* _Collected data entries_
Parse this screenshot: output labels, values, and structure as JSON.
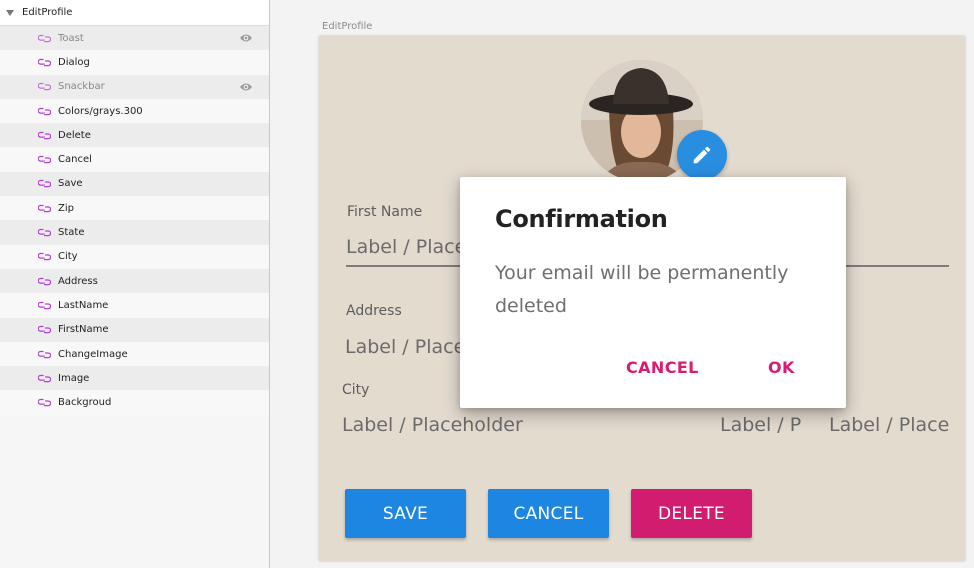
{
  "layers": {
    "group": {
      "label": "EditProfile",
      "icon": "disclosure-triangle-icon"
    },
    "items": [
      {
        "label": "Toast",
        "hidden": true
      },
      {
        "label": "Dialog",
        "hidden": false
      },
      {
        "label": "Snackbar",
        "hidden": true
      },
      {
        "label": "Colors/grays.300",
        "hidden": false
      },
      {
        "label": "Delete",
        "hidden": false
      },
      {
        "label": "Cancel",
        "hidden": false
      },
      {
        "label": "Save",
        "hidden": false
      },
      {
        "label": "Zip",
        "hidden": false
      },
      {
        "label": "State",
        "hidden": false
      },
      {
        "label": "City",
        "hidden": false
      },
      {
        "label": "Address",
        "hidden": false
      },
      {
        "label": "LastName",
        "hidden": false
      },
      {
        "label": "FirstName",
        "hidden": false
      },
      {
        "label": "ChangeImage",
        "hidden": false
      },
      {
        "label": "Image",
        "hidden": false
      },
      {
        "label": "Backgroud",
        "hidden": false
      }
    ],
    "item_icon": "symbol-instance-icon",
    "hidden_indicator_icon": "eye-icon",
    "symbol_color": "#b43fd0"
  },
  "artboard": {
    "title": "EditProfile",
    "background": "#e4dbcf"
  },
  "form": {
    "first_name": {
      "label": "First Name",
      "value": "Label / Placeholder"
    },
    "address": {
      "label": "Address",
      "value": "Label / Placeholder"
    },
    "city": {
      "label": "City",
      "value": "Label / Placeholder"
    },
    "state": {
      "value": "Label / Placeholder"
    },
    "zip": {
      "value": "Label / Placeholder"
    },
    "buttons": {
      "save": "SAVE",
      "cancel": "CANCEL",
      "delete": "DELETE"
    },
    "colors": {
      "primary": "#1c86e2",
      "danger": "#d21c6f"
    },
    "change_image_icon": "pencil-icon"
  },
  "dialog": {
    "title": "Confirmation",
    "message": "Your email will be permanently deleted",
    "cancel_label": "CANCEL",
    "ok_label": "OK",
    "action_color": "#d81b73"
  }
}
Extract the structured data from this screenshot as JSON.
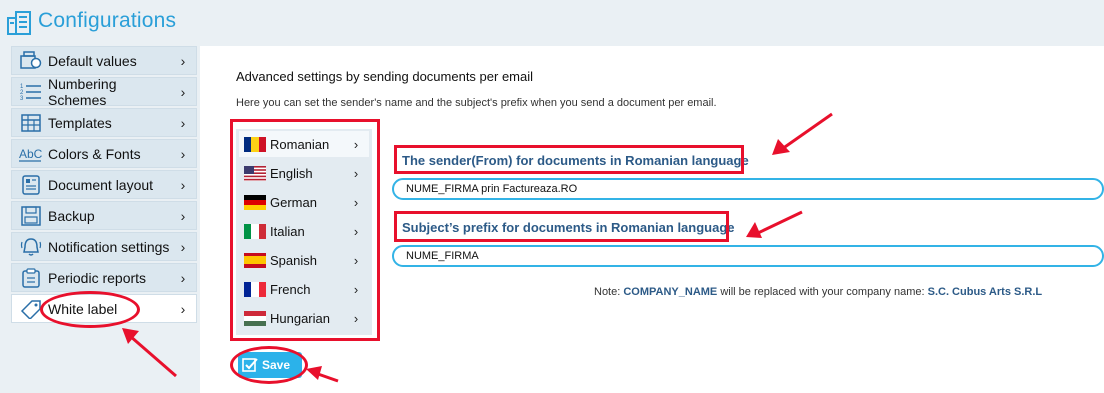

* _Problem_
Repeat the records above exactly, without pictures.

* _Result of this exercise_
Parse this screenshot: output labels, values, and structure as JSON.
{
  "layers": {
    "group": {
      "label": "EditProfile",
      "icon": "disclosure-triangle-icon"
    },
    "items": [
      {
        "label": "Toast",
        "hidden": true
      },
      {
        "label": "Dialog",
        "hidden": false
      },
      {
        "label": "Snackbar",
        "hidden": true
      },
      {
        "label": "Colors/grays.300",
        "hidden": false
      },
      {
        "label": "Delete",
        "hidden": false
      },
      {
        "label": "Cancel",
        "hidden": false
      },
      {
        "label": "Save",
        "hidden": false
      },
      {
        "label": "Zip",
        "hidden": false
      },
      {
        "label": "State",
        "hidden": false
      },
      {
        "label": "City",
        "hidden": false
      },
      {
        "label": "Address",
        "hidden": false
      },
      {
        "label": "LastName",
        "hidden": false
      },
      {
        "label": "FirstName",
        "hidden": false
      },
      {
        "label": "ChangeImage",
        "hidden": false
      },
      {
        "label": "Image",
        "hidden": false
      },
      {
        "label": "Backgroud",
        "hidden": false
      }
    ],
    "item_icon": "symbol-instance-icon",
    "hidden_indicator_icon": "eye-icon",
    "symbol_color": "#b43fd0"
  },
  "artboard": {
    "title": "EditProfile",
    "background": "#e4dbcf"
  },
  "form": {
    "first_name": {
      "label": "First Name",
      "value": "Label / Placeholder"
    },
    "address": {
      "label": "Address",
      "value": "Label / Placeholder"
    },
    "city": {
      "label": "City",
      "value": "Label / Placeholder"
    },
    "state": {
      "value": "Label / Placeholder"
    },
    "zip": {
      "value": "Label / Placeholder"
    },
    "buttons": {
      "save": "SAVE",
      "cancel": "CANCEL",
      "delete": "DELETE"
    },
    "colors": {
      "primary": "#1c86e2",
      "danger": "#d21c6f"
    },
    "change_image_icon": "pencil-icon"
  },
  "dialog": {
    "title": "Confirmation",
    "message": "Your email will be permanently deleted",
    "cancel_label": "CANCEL",
    "ok_label": "OK",
    "action_color": "#d81b73"
  }
}
Extract the structured data from this screenshot as JSON.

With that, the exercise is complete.